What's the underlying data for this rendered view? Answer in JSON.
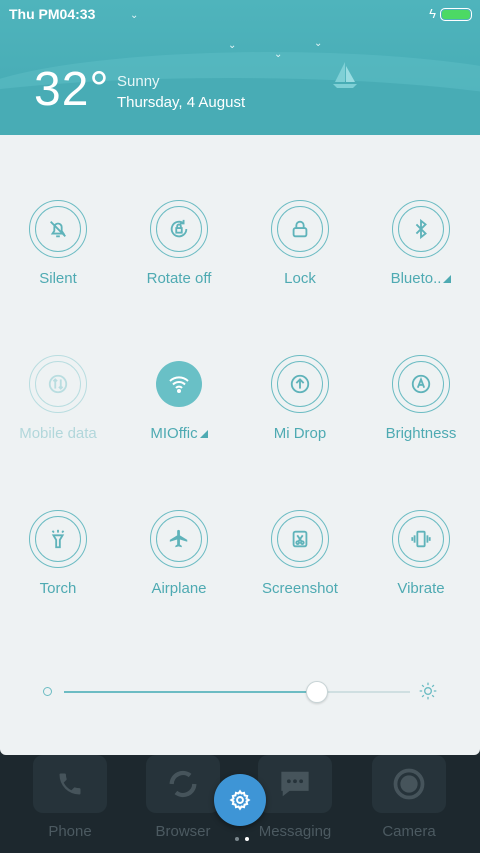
{
  "status_bar": {
    "time": "Thu PM04:33",
    "battery_color": "#4cd964"
  },
  "weather": {
    "temperature": "32°",
    "condition": "Sunny",
    "date": "Thursday, 4 August"
  },
  "toggles": [
    {
      "label": "Silent",
      "icon": "bell-off-icon",
      "state": "normal"
    },
    {
      "label": "Rotate off",
      "icon": "rotate-lock-icon",
      "state": "normal"
    },
    {
      "label": "Lock",
      "icon": "lock-icon",
      "state": "normal"
    },
    {
      "label": "Blueto..",
      "icon": "bluetooth-icon",
      "state": "normal",
      "has_submenu": true
    },
    {
      "label": "Mobile data",
      "icon": "mobile-data-icon",
      "state": "disabled"
    },
    {
      "label": "MIOffic",
      "icon": "wifi-icon",
      "state": "active",
      "has_submenu": true
    },
    {
      "label": "Mi Drop",
      "icon": "mi-drop-icon",
      "state": "normal"
    },
    {
      "label": "Brightness",
      "icon": "brightness-auto-icon",
      "state": "normal"
    },
    {
      "label": "Torch",
      "icon": "torch-icon",
      "state": "normal"
    },
    {
      "label": "Airplane",
      "icon": "airplane-icon",
      "state": "normal"
    },
    {
      "label": "Screenshot",
      "icon": "screenshot-icon",
      "state": "normal"
    },
    {
      "label": "Vibrate",
      "icon": "vibrate-icon",
      "state": "normal"
    }
  ],
  "brightness": {
    "level": 0.73,
    "accent": "#6cbcc3"
  },
  "dock": [
    {
      "label": "Phone",
      "icon": "phone-icon"
    },
    {
      "label": "Browser",
      "icon": "browser-icon"
    },
    {
      "label": "Messaging",
      "icon": "messaging-icon"
    },
    {
      "label": "Camera",
      "icon": "camera-icon"
    }
  ],
  "settings_button": {
    "icon": "gear-icon",
    "color": "#3e95d6"
  },
  "page_indicator": {
    "count": 2,
    "active": 1
  }
}
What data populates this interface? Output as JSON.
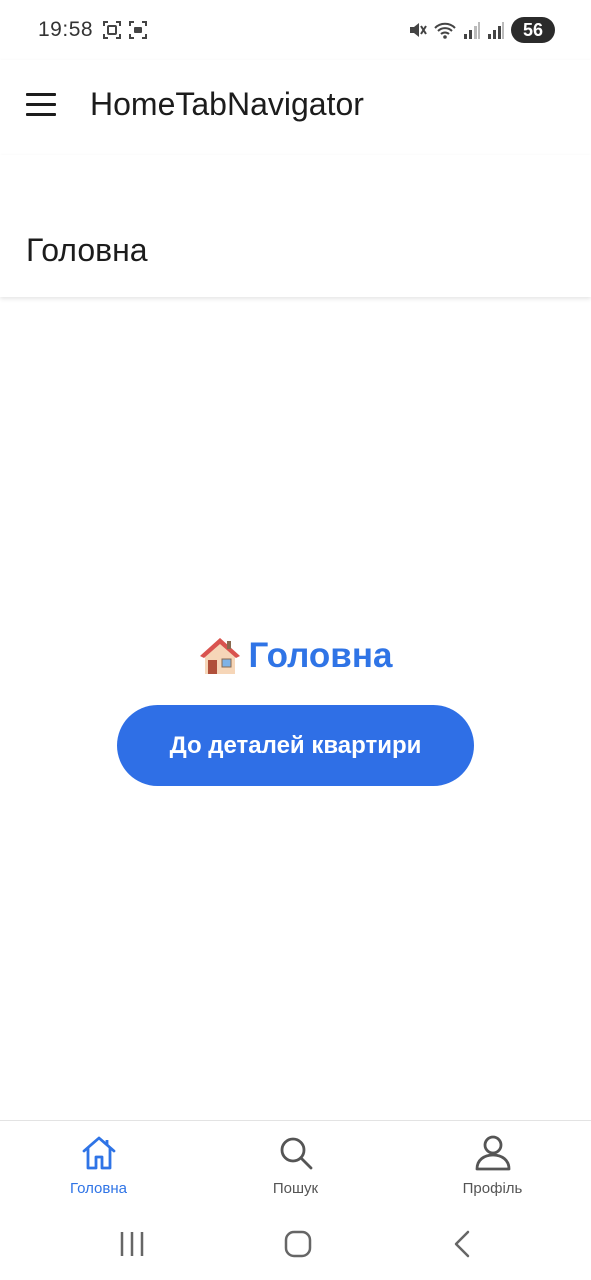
{
  "status_bar": {
    "time": "19:58",
    "battery": "56",
    "icons": [
      "screenshot-icon",
      "screen-record-icon",
      "mute-icon",
      "wifi-icon",
      "signal-icon",
      "signal-icon-2"
    ]
  },
  "app_header": {
    "title": "HomeTabNavigator",
    "menu_icon": "hamburger-menu-icon"
  },
  "screen_header": {
    "title": "Головна"
  },
  "content": {
    "heading_emoji": "house-emoji",
    "heading": "Головна",
    "button_label": "До деталей квартири"
  },
  "tab_bar": {
    "tabs": [
      {
        "label": "Головна",
        "icon": "home-icon",
        "active": true
      },
      {
        "label": "Пошук",
        "icon": "search-icon",
        "active": false
      },
      {
        "label": "Профіль",
        "icon": "person-icon",
        "active": false
      }
    ]
  },
  "nav_bar": {
    "buttons": [
      "recent-apps-icon",
      "home-nav-icon",
      "back-icon"
    ]
  },
  "colors": {
    "accent": "#2f74e6",
    "button": "#2f6fe6",
    "inactive": "#555555"
  }
}
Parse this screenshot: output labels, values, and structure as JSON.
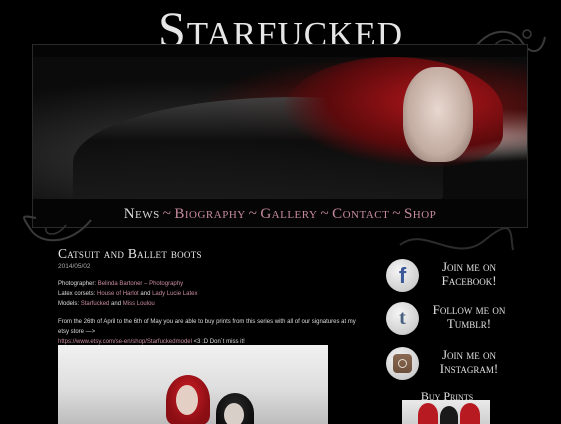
{
  "site": {
    "title": "Starfucked"
  },
  "nav": {
    "items": [
      "News",
      "Biography",
      "Gallery",
      "Contact",
      "Shop"
    ],
    "separator": "~"
  },
  "post": {
    "title": "Catsuit and Ballet boots",
    "date": "2014/05/02",
    "photographer_label": "Photographer:",
    "photographer": "Belinda Bartoner – Photography",
    "latex_label": "Latex corsets:",
    "latex_1": "House of Harlot",
    "latex_and": "and",
    "latex_2": "Lady Lucie Latex",
    "models_label": "Models:",
    "model_1": "Starfucked",
    "models_and": "and",
    "model_2": "Miss Loulou",
    "body": "From the 26th of April to the 6th of May you are able to buy prints from this series with all of our signatures at my etsy store —>",
    "etsy_link": "https://www.etsy.com/se-en/shop/Starfuckedmodel",
    "body_end": "<3  :D Don´t miss it!"
  },
  "sidebar": {
    "facebook": {
      "label": "Join me on Facebook!",
      "icon": "facebook-icon"
    },
    "tumblr": {
      "label": "Follow me on Tumblr!",
      "icon": "tumblr-icon"
    },
    "instagram": {
      "label": "Join me on Instagram!",
      "icon": "instagram-icon"
    },
    "buy_prints": "Buy Prints"
  },
  "colors": {
    "background": "#000000",
    "accent_pink": "#c78aa0",
    "text": "#dddddd"
  }
}
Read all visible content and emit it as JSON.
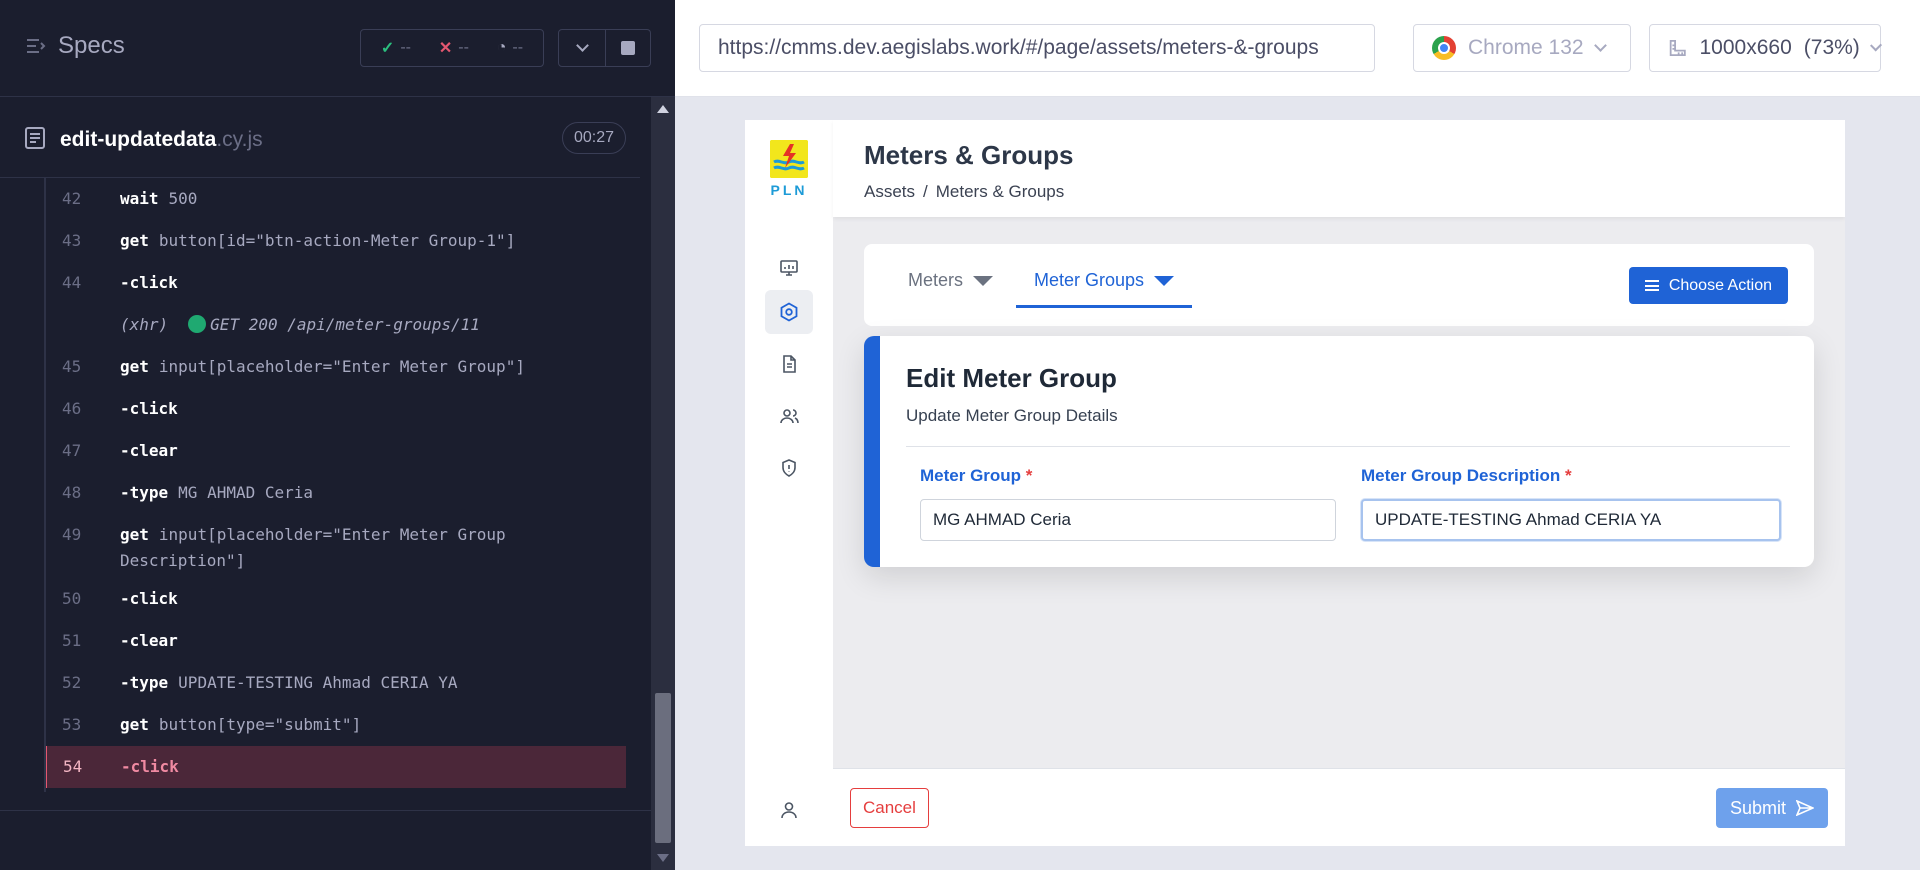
{
  "runner": {
    "title": "Specs",
    "stats": {
      "passed": "--",
      "failed": "--",
      "pending": "--"
    },
    "spec_name": "edit-updatedata",
    "spec_ext": ".cy.js",
    "duration": "00:27",
    "commands": [
      {
        "line": "42",
        "name": "wait",
        "arg": "500"
      },
      {
        "line": "43",
        "name": "get",
        "arg": "button[id=\"btn-action-Meter Group-1\"]"
      },
      {
        "line": "44",
        "name": "-click",
        "arg": ""
      },
      {
        "line": "",
        "xhr": "(xhr)",
        "arg": "GET 200 /api/meter-groups/11"
      },
      {
        "line": "45",
        "name": "get",
        "arg": "input[placeholder=\"Enter Meter Group\"]"
      },
      {
        "line": "46",
        "name": "-click",
        "arg": ""
      },
      {
        "line": "47",
        "name": "-clear",
        "arg": ""
      },
      {
        "line": "48",
        "name": "-type",
        "arg": "MG AHMAD Ceria"
      },
      {
        "line": "49",
        "name": "get",
        "arg": "input[placeholder=\"Enter Meter Group Description\"]"
      },
      {
        "line": "50",
        "name": "-click",
        "arg": ""
      },
      {
        "line": "51",
        "name": "-clear",
        "arg": ""
      },
      {
        "line": "52",
        "name": "-type",
        "arg": "UPDATE-TESTING Ahmad CERIA YA"
      },
      {
        "line": "53",
        "name": "get",
        "arg": "button[type=\"submit\"]"
      },
      {
        "line": "54",
        "name": "-click",
        "arg": "",
        "active": true
      }
    ]
  },
  "browser": {
    "url": "https://cmms.dev.aegislabs.work/#/page/assets/meters-&-groups",
    "name": "Chrome 132",
    "viewport": "1000x660",
    "zoom": "(73%)"
  },
  "app": {
    "logo_text": "PLN",
    "page_title": "Meters & Groups",
    "breadcrumb": [
      "Assets",
      "/",
      "Meters & Groups"
    ],
    "tabs": [
      {
        "label": "Meters",
        "active": false
      },
      {
        "label": "Meter Groups",
        "active": true
      }
    ],
    "choose_action_label": "Choose Action",
    "edit": {
      "title": "Edit Meter Group",
      "subtitle": "Update Meter Group Details",
      "meter_group_label": "Meter Group",
      "meter_group_value": "MG AHMAD Ceria",
      "meter_group_placeholder": "Enter Meter Group",
      "description_label": "Meter Group Description",
      "description_value": "UPDATE-TESTING Ahmad CERIA YA",
      "description_placeholder": "Enter Meter Group Description",
      "required_mark": "*"
    },
    "cancel_label": "Cancel",
    "submit_label": "Submit"
  },
  "colors": {
    "accent": "#1f63d6",
    "danger": "#e53e3e",
    "runner_bg": "#1b1e2e",
    "active_command_bg": "#4b2739"
  }
}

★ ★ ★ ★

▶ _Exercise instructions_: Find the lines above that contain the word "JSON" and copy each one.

▶ _Answer area_:
What's the underlying data for this rendered view? Answer in JSON.
What data populates this interface? Output as JSON.
Parse this screenshot: output labels, values, and structure as JSON.
Read all visible content and emit it as JSON.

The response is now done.